“As the president-elect noted yesterday, the Department of Defense continued to refuse to meet with members of our agency review team,” said Ned Price, spokesman for the Biden transition, in a statement to CNN.
“There has been no substantial progress since the transition authorities spoke about the Department’s political leadership intransigence at the end of last week,” said Price. “As we said then, no department is more important to our national security than the Department of Defense, and the reluctance to work together can have consequences far beyond January 20.”
An unnamed Pentagon official denied the allegations in a statement, saying Biden’s claim that the Defense Department did not inform his team was “patently false”.
Tensions between Biden’s transition and President Donald Trump’s political nominees at the Pentagon have been simmering for weeks, but this latest exchange marked a significant escalation, as unidentified Pentagon officials essentially accused Biden of lying when he was discussing cyberbreach with reporters on Tuesday and said the Department of Defense “doesn’t even tell us about many things”.
The Pentagon’s alleged stone wall covers a wide area of defense matters, say people familiar with the matter, including all of the SolarWinds hacker investigation.
The Pentagon instructed Biden’s transition team to receive instructions on the cyber attack from an interagency group, known as the Cyber Unified Coordination Group (UCG). This group, however, is not a Department of Defense entity.
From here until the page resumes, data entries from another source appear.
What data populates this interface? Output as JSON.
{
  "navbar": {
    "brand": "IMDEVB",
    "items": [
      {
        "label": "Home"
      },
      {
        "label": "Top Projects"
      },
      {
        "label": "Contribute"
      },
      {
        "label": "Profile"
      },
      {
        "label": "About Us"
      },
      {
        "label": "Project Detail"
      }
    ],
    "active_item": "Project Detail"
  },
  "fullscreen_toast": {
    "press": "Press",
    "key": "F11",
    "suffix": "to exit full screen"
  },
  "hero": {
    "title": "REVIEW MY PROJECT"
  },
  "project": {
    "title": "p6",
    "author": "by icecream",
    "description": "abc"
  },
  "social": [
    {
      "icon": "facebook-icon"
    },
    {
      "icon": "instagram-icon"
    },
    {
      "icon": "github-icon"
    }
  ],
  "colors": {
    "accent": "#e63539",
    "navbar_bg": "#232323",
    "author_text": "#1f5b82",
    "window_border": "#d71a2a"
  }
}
The information that Biden’s team is seeking – unsuccessfully, 28 days before taking office – is a deeper understanding of the Defense Department’s view of the cyber attack.
A Pentagon spokesman released a statement from an unidentified senior defense official, who said that Biden’s remark about the Department of Defense not offering briefings is “patently false”. The official did not respond directly or contradict the president-elect’s comment that his team is not being informed about the hack, which Russia is suspected of conducting.
“DOD conducted 163 interviews and 181 requests for information, which far exceed what the Biden-Harris team originally requested,” the official said in a statement to reporters.
The senior defense official acknowledged in the statement that the meetings had been interrupted for two weeks – another point of contention between the Pentagon and Biden’s team, who said he had not agreed to an interval of that duration with so few days left for the inaugural president of the elected.
“The Department will continue to provide the information and meetings necessary to ensure the continuity of the government,” said the senior defense officer in the statement. “As we said, the meetings will start again in early January and, in fact, we have started to schedule them.”
Last week, CNN reported that acting Defense Secretary Christopher Miller said Biden’s new team agreed to a two-week holiday in the Pentagon’s previously scheduled transition negotiations.
Biden’s transition team said on Friday that it did not agree to a two-week break in critical power transfer discussions with Pentagon officials, despite Miller’s claim that both sides agreed to take this “holiday break” “.
“There was no mutual agreement on the holiday,” Yohannes Abraham, executive director of the Biden transition, told reporters on Friday. “In fact, we think it is important that briefings and other commitments continue during this period, as there is no time to lose.”